Component data from apps and pages:
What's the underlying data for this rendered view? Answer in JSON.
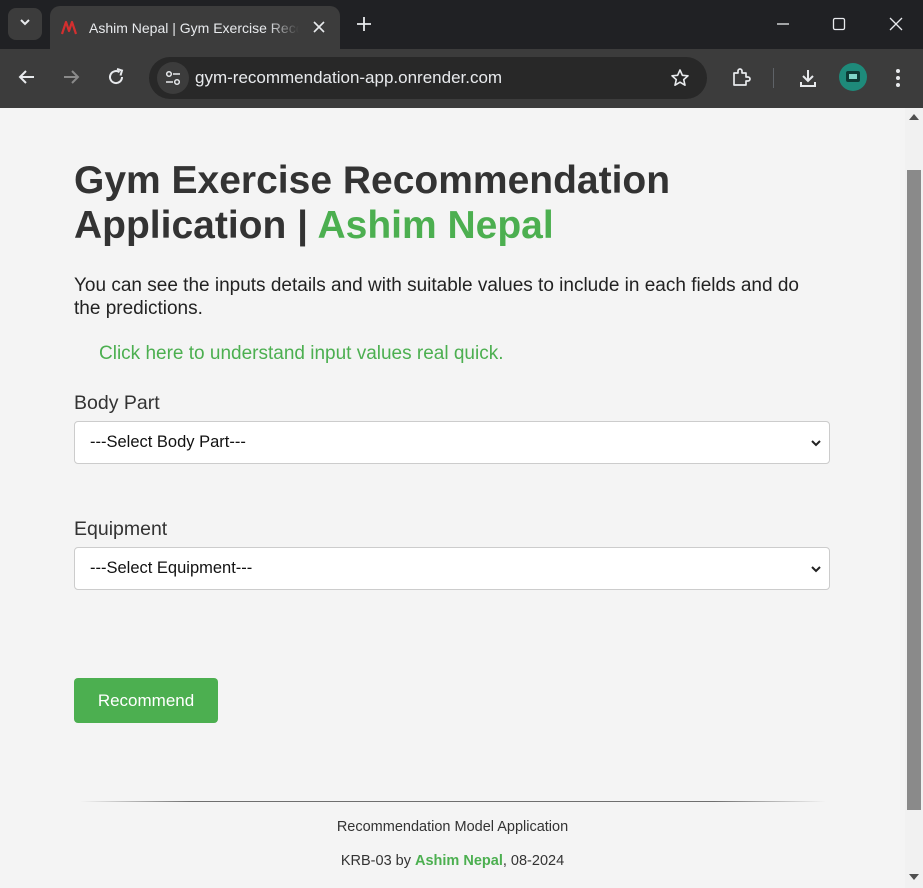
{
  "browser": {
    "tab_title": "Ashim Nepal | Gym Exercise Recommendation Application",
    "url": "gym-recommendation-app.onrender.com"
  },
  "page": {
    "title_main": "Gym Exercise Recommendation Application |",
    "title_author": "Ashim Nepal",
    "intro": "You can see the inputs details and with suitable values to include in each fields and do the predictions.",
    "help_link": "Click here to understand input values real quick.",
    "body_part": {
      "label": "Body Part",
      "selected": "---Select Body Part---"
    },
    "equipment": {
      "label": "Equipment",
      "selected": "---Select Equipment---"
    },
    "recommend_button": "Recommend",
    "footer": {
      "line1": "Recommendation Model Application",
      "line2_prefix": "KRB-03 by",
      "author": "Ashim Nepal",
      "line2_suffix": ", 08-2024"
    }
  },
  "colors": {
    "accent": "#4caf50",
    "chrome_dark": "#202124",
    "chrome_toolbar": "#3c3c3c",
    "page_bg": "#f4f4f4"
  },
  "icons": [
    "tab-search-icon",
    "favicon-icon",
    "close-icon",
    "plus-icon",
    "minimize-icon",
    "maximize-icon",
    "window-close-icon",
    "back-icon",
    "forward-icon",
    "reload-icon",
    "site-info-icon",
    "star-icon",
    "extensions-icon",
    "download-icon",
    "profile-avatar-icon",
    "more-icon",
    "chevron-down-icon"
  ]
}
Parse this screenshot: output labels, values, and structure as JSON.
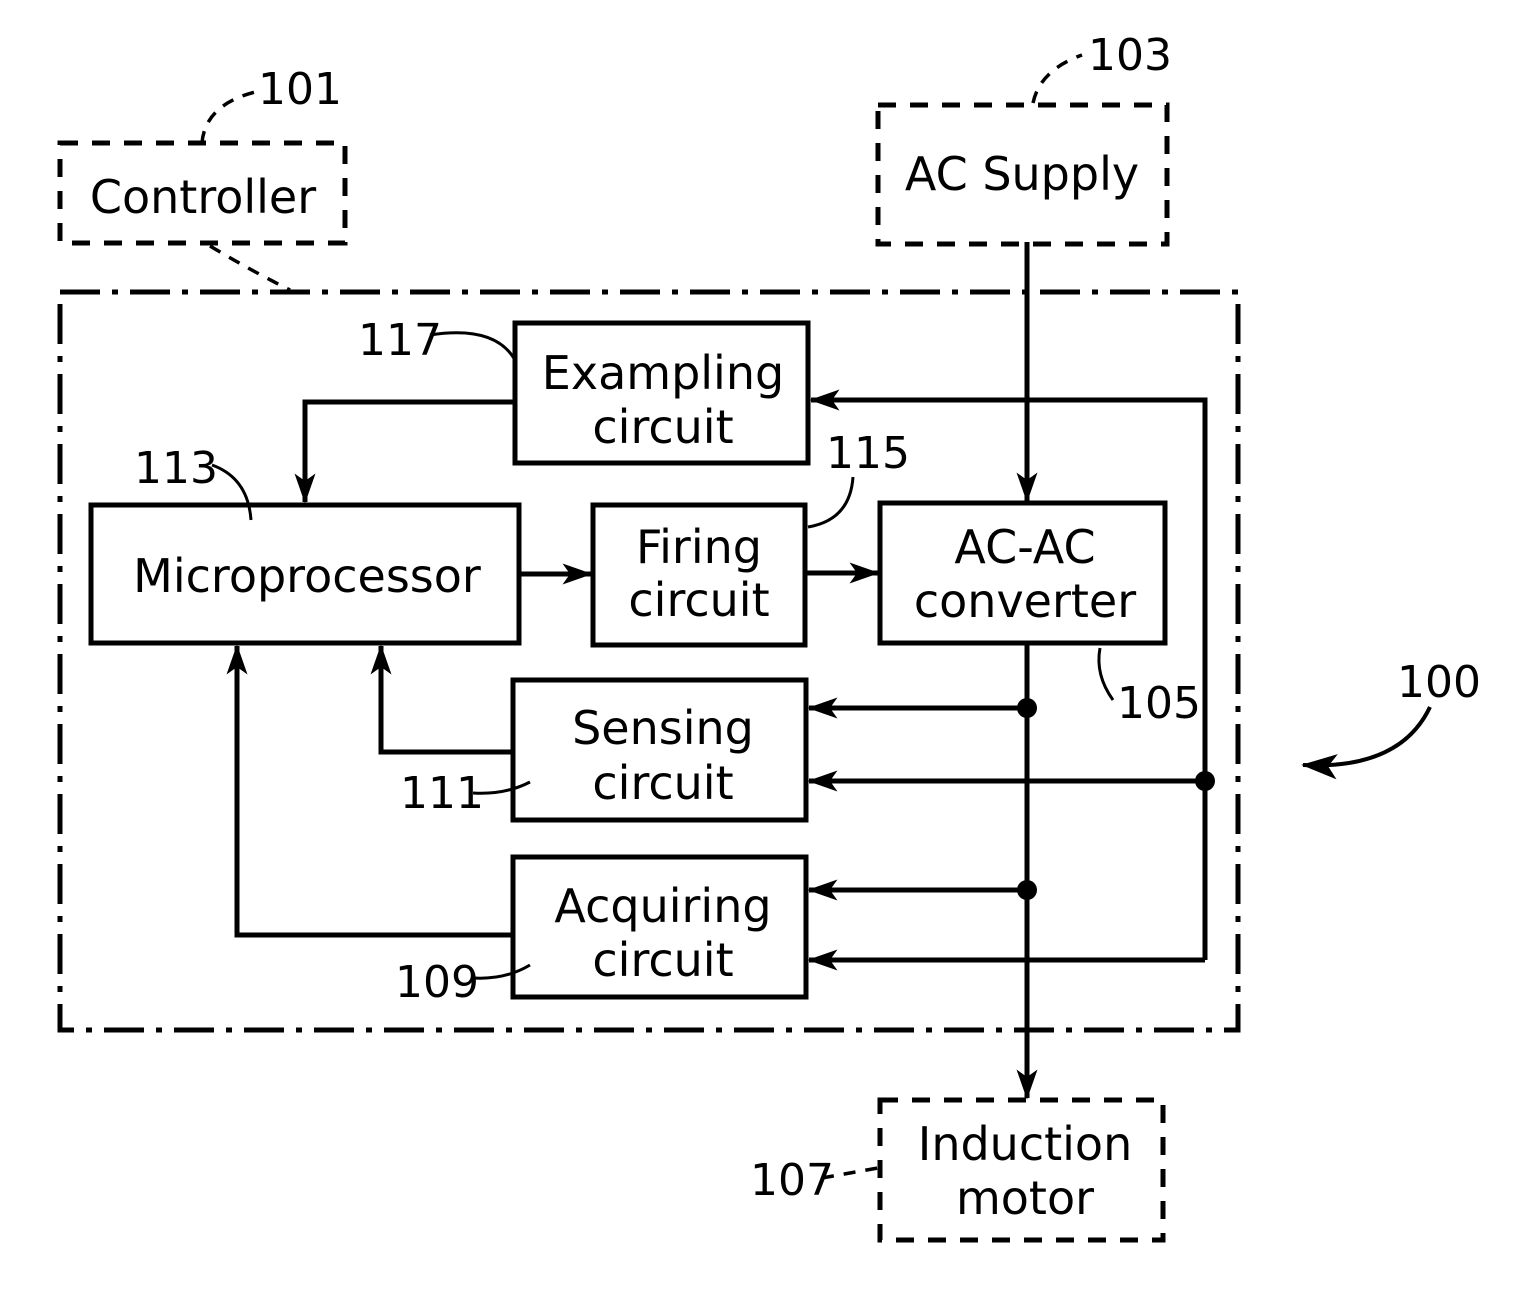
{
  "figure": {
    "system_ref": "100",
    "external_blocks": [
      {
        "id": "controller",
        "label_lines": [
          "Controller"
        ],
        "ref": "101",
        "style": "dashed"
      },
      {
        "id": "ac_supply",
        "label_lines": [
          "AC Supply"
        ],
        "ref": "103",
        "style": "dashed"
      },
      {
        "id": "induction_motor",
        "label_lines": [
          "Induction",
          "motor"
        ],
        "ref": "107",
        "style": "dashed"
      }
    ],
    "internal_blocks": [
      {
        "id": "exampling",
        "label_lines": [
          "Exampling",
          "circuit"
        ],
        "ref": "117"
      },
      {
        "id": "microprocessor",
        "label_lines": [
          "Microprocessor"
        ],
        "ref": "113"
      },
      {
        "id": "firing",
        "label_lines": [
          "Firing",
          "circuit"
        ],
        "ref": "115"
      },
      {
        "id": "converter",
        "label_lines": [
          "AC-AC",
          "converter"
        ],
        "ref": "105"
      },
      {
        "id": "sensing",
        "label_lines": [
          "Sensing",
          "circuit"
        ],
        "ref": "111"
      },
      {
        "id": "acquiring",
        "label_lines": [
          "Acquiring",
          "circuit"
        ],
        "ref": "109"
      }
    ],
    "connections": [
      {
        "from": "ac_supply",
        "to": "converter"
      },
      {
        "from": "exampling",
        "to": "microprocessor"
      },
      {
        "from": "microprocessor",
        "to": "firing"
      },
      {
        "from": "firing",
        "to": "converter"
      },
      {
        "from": "converter",
        "to": "induction_motor"
      },
      {
        "from": "converter_output",
        "to": "sensing"
      },
      {
        "from": "converter_output",
        "to": "acquiring"
      },
      {
        "from": "supply_bus",
        "to": "exampling"
      },
      {
        "from": "supply_bus",
        "to": "sensing"
      },
      {
        "from": "supply_bus",
        "to": "acquiring"
      },
      {
        "from": "sensing",
        "to": "microprocessor"
      },
      {
        "from": "acquiring",
        "to": "microprocessor"
      }
    ]
  }
}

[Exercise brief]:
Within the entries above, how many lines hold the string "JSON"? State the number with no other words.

[Your solution]:
2